Interpretation of cannabis findings in the hair of very young children: mission impossible.
Curr Pharm Biotechnol. 2017 Nov 29;:
Authors: Kintz P, Ameline A, Eibel A, Geraut A, Farrugia A, Berthelon L, Raul JS
BACKGROUND: Hair has been suggested since the middle of the 90’s to be a suitable matrix to document repetitive exposure to cannabis. Because it is possible to detect ∆9-tetrahydrocannabinol (THC), cannabinol (CBN) and cannabidiol (CBD) in cannabis smoke, the identification of the metabolite, 11-nor-∆9-tetrahydrocannabinol carboxylic acid (THC-COOH) has been considered to allow the discrimination of active use.
OBJECTIVE: Whereas the detection of drugs in a child’s hair unambiguously shows drug handling in the environment of the child, it is difficult to distinguish between systemic incorporation into hair after ingestion or inhalation and external deposition into hair from smoke, dust, or contaminated surfaces.
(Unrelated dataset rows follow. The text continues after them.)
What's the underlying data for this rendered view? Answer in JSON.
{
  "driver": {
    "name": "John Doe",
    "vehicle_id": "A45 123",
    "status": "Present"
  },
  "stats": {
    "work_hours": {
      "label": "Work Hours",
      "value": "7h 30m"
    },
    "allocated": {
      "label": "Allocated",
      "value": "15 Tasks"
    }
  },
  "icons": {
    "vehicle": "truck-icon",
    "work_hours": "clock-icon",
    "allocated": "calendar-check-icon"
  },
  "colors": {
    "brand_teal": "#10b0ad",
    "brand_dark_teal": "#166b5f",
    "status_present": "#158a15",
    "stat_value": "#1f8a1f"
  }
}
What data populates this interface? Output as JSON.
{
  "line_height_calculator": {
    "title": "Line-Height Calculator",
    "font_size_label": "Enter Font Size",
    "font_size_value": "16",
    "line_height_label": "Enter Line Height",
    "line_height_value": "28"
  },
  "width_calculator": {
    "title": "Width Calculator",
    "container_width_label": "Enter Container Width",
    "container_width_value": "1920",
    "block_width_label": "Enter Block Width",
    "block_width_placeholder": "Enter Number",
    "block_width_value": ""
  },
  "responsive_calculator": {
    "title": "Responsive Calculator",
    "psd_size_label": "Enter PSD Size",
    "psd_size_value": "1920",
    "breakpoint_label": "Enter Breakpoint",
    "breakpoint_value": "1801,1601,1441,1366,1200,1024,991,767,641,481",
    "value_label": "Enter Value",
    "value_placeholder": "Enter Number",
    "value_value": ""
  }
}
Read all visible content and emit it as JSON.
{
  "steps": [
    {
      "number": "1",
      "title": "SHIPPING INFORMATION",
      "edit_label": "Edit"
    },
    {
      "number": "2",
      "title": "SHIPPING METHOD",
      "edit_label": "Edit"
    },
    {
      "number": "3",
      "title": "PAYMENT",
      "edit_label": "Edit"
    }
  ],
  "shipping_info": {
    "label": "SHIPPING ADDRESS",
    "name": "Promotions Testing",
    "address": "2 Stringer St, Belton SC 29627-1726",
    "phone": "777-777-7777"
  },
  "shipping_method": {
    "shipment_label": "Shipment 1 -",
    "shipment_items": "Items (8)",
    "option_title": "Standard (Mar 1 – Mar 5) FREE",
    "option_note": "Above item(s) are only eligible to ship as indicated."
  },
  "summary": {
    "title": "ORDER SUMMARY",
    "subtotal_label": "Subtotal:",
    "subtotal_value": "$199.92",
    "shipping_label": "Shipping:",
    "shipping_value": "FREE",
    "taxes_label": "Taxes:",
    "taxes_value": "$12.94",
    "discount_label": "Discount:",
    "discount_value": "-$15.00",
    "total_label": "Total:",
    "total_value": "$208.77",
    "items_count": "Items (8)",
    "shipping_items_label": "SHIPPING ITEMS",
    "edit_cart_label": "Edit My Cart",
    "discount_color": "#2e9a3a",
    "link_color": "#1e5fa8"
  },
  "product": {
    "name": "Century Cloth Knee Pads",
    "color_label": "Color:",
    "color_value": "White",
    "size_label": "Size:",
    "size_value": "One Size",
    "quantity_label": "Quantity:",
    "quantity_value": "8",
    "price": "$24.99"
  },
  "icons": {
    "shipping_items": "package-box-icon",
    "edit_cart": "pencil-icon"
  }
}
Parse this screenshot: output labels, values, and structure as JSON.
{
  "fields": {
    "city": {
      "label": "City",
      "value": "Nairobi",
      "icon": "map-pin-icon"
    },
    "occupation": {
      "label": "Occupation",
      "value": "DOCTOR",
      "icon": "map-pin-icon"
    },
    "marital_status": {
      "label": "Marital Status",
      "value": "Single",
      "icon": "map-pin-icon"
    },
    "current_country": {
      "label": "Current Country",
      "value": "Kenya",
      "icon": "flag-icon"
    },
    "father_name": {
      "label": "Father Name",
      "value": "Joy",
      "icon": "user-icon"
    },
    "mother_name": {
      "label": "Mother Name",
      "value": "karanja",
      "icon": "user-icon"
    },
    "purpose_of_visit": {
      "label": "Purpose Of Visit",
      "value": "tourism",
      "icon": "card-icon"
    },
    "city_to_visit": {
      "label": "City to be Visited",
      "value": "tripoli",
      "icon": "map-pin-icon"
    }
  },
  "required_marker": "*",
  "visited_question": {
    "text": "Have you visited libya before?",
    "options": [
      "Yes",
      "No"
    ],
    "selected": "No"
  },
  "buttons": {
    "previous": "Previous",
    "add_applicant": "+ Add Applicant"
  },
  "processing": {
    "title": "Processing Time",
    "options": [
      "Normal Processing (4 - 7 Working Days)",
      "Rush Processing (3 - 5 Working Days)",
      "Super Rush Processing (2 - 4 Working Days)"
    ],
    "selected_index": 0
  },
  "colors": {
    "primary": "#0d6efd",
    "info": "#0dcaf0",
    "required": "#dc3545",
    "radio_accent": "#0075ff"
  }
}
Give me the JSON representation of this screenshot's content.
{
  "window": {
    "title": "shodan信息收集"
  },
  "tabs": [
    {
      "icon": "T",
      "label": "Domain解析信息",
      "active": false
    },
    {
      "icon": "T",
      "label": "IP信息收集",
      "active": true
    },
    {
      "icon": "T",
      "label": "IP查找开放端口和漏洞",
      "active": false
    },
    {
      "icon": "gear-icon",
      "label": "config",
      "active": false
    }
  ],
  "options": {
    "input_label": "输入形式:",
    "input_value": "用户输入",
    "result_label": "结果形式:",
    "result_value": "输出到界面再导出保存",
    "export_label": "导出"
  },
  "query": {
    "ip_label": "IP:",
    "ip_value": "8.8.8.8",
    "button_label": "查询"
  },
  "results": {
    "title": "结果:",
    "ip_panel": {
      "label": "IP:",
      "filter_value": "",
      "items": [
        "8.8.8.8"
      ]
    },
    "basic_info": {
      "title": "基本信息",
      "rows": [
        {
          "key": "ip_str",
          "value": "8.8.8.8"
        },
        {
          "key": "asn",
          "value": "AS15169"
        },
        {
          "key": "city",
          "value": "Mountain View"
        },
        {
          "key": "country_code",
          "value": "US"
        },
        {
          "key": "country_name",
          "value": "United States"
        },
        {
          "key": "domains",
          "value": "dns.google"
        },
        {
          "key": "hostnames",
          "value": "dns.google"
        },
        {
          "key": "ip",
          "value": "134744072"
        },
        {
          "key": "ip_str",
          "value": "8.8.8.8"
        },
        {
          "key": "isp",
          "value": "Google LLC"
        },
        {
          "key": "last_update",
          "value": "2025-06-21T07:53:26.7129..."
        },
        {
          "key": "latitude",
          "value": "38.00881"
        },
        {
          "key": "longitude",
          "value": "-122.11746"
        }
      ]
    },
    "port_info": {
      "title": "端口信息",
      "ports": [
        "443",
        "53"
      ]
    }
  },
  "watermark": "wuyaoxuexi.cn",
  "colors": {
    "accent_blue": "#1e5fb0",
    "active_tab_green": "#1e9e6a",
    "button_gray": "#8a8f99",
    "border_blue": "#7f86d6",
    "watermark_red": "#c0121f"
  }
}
However, the interpretation is particularly important in case of children for a realistic assessment of the health risk. We present here a series of hair tests for cannabis where the interpretation was 2 almost impossible to establish.
METHOD: Hair specimens were collected during the autopsy of the 12 children, aged 2 to 24 months, either deceased from shaken baby syndrome (SBS, n=4), mechanic asphyxia (MA, n=1) or sudden infant death (SID, n=7) during January 2015 to April 2017. After decontamination, the hair specimens were tested for THC, CBN and CBD and THC-COOH. The whole length of hair was submitted to analysis.
RESULTS: The amount of hair from children can be low, down to 8 mg. This may affect the limit of quantitation of all drugs, but particularly THC-COOH. Eight from twelve hair tests were positive for cannabis markers, i.e. THC (39 to 1890 pg/mg, n=8), CBN (&lt; 5 to 1300 pg/mg n=8), CBD (10 to 2300 pg/mg, n=8) and THC-COOH (not detected to &lt; 0.5 pg/mg, n=5). In 4 cases from 8 positive findings, it was not possible to test for THC-COOH (not enough material).
CONCLUSION: It is very difficult to put any window of detection when testing for drugs in young children. It has also been demonstrated that drugs can be incorporated during pregnancy in the hair of the foetus, which can contribute to the positive findings after delivery. Hair from children is finer and more porous in comparison with adult (risk of higher contamination by sweat and environmental smoke versus adults). The final interpretation of cannabinoid findings in the children’ hair is very complicated as this can result from in utero exposure (although none of the mother admitted cannabis use during pregnancy), cannabis oral administration by the parents to obtain sedation, close contact to cannabis consumers (hands, bedding, dishes) and inhalation of side-stream smoke. Over-interpreting cannabis findings in hair can have very serious legal implication in child protection cases. Active scientists have the responsibility to inform about these limitations.
PMID: 29189142 [PubMed – as supplied by publisher]
Source: Estudios sobre Cannabidiol (CBD)